Carcasses play an important role in the natural cycle. PhD student Elke Wenting seeks to understand that role.
In a clearing on the Veluwe, several dead fallow deer are rotting away. There is nothing unusual about that in itself. They don’t get cleared away in this area, explains ecologist Elke Wenting (Wildlife Ecology & Conservation). But there is something special about these fallow deer: they are part of Wenting’s study of how carcasses contribute to the cycle of scarce nutrients such as zinc, cobalt and selenium. ‘The idea is that animals have a big impact on that cycle of trace elements,’ Wenting explains. ‘Through their diet, they get those scarce substances from all over the place. When an animal dies, there is a relatively high concentration of those substances at the site of the carcass.

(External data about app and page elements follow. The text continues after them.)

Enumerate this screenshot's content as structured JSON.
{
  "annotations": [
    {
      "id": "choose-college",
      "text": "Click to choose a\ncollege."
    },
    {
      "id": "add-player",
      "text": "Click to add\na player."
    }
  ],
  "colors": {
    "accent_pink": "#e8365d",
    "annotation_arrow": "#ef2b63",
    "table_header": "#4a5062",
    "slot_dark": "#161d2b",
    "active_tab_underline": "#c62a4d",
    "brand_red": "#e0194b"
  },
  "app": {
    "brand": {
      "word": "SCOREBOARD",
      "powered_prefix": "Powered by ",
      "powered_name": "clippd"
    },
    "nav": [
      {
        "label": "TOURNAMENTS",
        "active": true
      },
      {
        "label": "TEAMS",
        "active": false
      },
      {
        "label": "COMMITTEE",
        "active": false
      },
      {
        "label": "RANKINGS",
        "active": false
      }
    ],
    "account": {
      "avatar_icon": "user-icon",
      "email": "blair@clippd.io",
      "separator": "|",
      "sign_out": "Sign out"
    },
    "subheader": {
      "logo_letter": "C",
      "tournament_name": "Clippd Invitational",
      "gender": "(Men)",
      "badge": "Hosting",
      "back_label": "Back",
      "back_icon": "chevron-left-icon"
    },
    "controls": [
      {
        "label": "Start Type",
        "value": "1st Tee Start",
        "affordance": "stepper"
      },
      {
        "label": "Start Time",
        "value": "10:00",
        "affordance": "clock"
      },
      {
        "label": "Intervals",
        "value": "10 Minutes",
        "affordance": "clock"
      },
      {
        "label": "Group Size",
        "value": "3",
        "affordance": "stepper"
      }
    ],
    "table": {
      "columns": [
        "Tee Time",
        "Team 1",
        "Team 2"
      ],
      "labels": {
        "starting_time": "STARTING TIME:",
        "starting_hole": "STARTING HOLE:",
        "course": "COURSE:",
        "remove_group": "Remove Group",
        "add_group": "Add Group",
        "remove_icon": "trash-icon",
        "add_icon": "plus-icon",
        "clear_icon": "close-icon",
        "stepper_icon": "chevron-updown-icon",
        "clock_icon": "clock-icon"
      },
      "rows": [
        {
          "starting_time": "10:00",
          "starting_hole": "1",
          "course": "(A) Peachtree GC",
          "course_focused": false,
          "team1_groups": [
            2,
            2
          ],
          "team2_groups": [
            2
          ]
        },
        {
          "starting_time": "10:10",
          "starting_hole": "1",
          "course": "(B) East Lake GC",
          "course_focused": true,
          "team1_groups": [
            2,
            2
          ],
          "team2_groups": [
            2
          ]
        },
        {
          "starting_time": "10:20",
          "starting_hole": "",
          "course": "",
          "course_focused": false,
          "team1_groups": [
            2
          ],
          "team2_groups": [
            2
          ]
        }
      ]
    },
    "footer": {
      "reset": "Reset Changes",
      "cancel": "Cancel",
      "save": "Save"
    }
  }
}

The question is what happens to them. Are they eaten and dispersed by scavengers or do they disappear into the soil?’ Wenting’s fallow deer should give us some idea.
The fallow deer are local, but Wenting prefers to keep the location to herself. ‘Anyone is welcome to know what I do, but not where I do it. There is expensive equipment here, and I don’t want the trial to be disturbed.’ The site is not likely to attract casual visitors either. It is tucked away out of sight and if that’s not enough, a double electric fence will do the rest. But the fence is there to keep animals out, rather than people.
Wild boar really do eat everything
‘I use it systematically to keep certain groups of animals away from the carcasses, to see how important they are for the nutrient cycle. A little way away lies a carcass which all the animals can reach. There is one place with a wildlife grid that only keeps out wild boar. Here, where we are now, only birds can reach the carcass, and over there, only insects.’
A power supply is essential for keeping animals out, and Wenting has to visit the site every week to change the batteries. A solar panel on the site helps, but it can’t provide all the power required. ‘Changing the batteries is the biggest job here,’ says Wenting. Along with taking monthly samples of the soil under the carcasses. A special hoist has been developed for that purpose, to lift the animals carefully and put them back in exactly the same place after the sampling. Those samples will be examined for their chemical composition. Fallow deer were chosen as test animals for mainly practical reasons. Wenting: ‘Roe deer are not shot here and red deer are too heavy to lift.’ The carcasses are in various stages of decomposition. The rate at which that happens varies per animal. ‘It’s impossible to make sense of,’ says Wenting. ‘And we don’t know why it is. There are a lot of scavengers here, because for several decades now there’s been a policy of leaving carcasses on the spot. Some carcasses are gone within three to four days, but others are lying there four months later looking as though they were shot yesterday.’
It has become clear, though, that wild boar can play a role in the disposal of carcasses. Wenting discovered this from an experiment in which carcasses at various locations around the country were kept under surveillance with cameras. Wenting: ‘With these, we tracked the stages of decomposition, the species of animals involved and how they behaved near the carcass. Which tissues do they eat and at which stage of decomposition are they active? And wild boar really do eat everything. They also come in larger groups. Wild boar are scavengers. They need animal proteins on top of acorns and the like. Boar can speed up the process tremendously, but they don’t always do so.’
An aspect of the cycle Wenting is trying to document is the chemical composition of animals. With remarkable results. Wenting: ‘It’s always been assumed that the chemical composition is very consistent in animals, unlike in plants. After all, they can move around and take what they need. But it turns out that is not the case at all.’
Anyone is welcome to know what I do, but not where I do it
She found this out when she compared otters and fallow deer, two species that have little in common. Otters appear to have a much more constant chemical composition than fallow deer. ‘In addition, there appeared to be quite a lot of variation within the species. That raised the question of how that would be within the same environment. I then studied red deer and boar from my study area, also looking at where in the body those nutrients are stored.’
These results – which are yet to be published – are even more remarkable. ‘I am finding big differences. Not only between the two species, but also per individual. It’s impossible to predict where in the body the trace elements will end up.’ And that is interesting news. Organs like the liver or kidney are often used as indicators of the presence of certain substances in an area. ‘But I see in my study that it is not as straightforward as that. One red deer, for example, had masses of lead in its lungs. So that one was seriously ill, in fact. In such a case, if you look for a cause in the liver alone and you find nothing, you can draw very wrong conclusions. So it’s not enough to analyse a single organ as a measure of the whole.’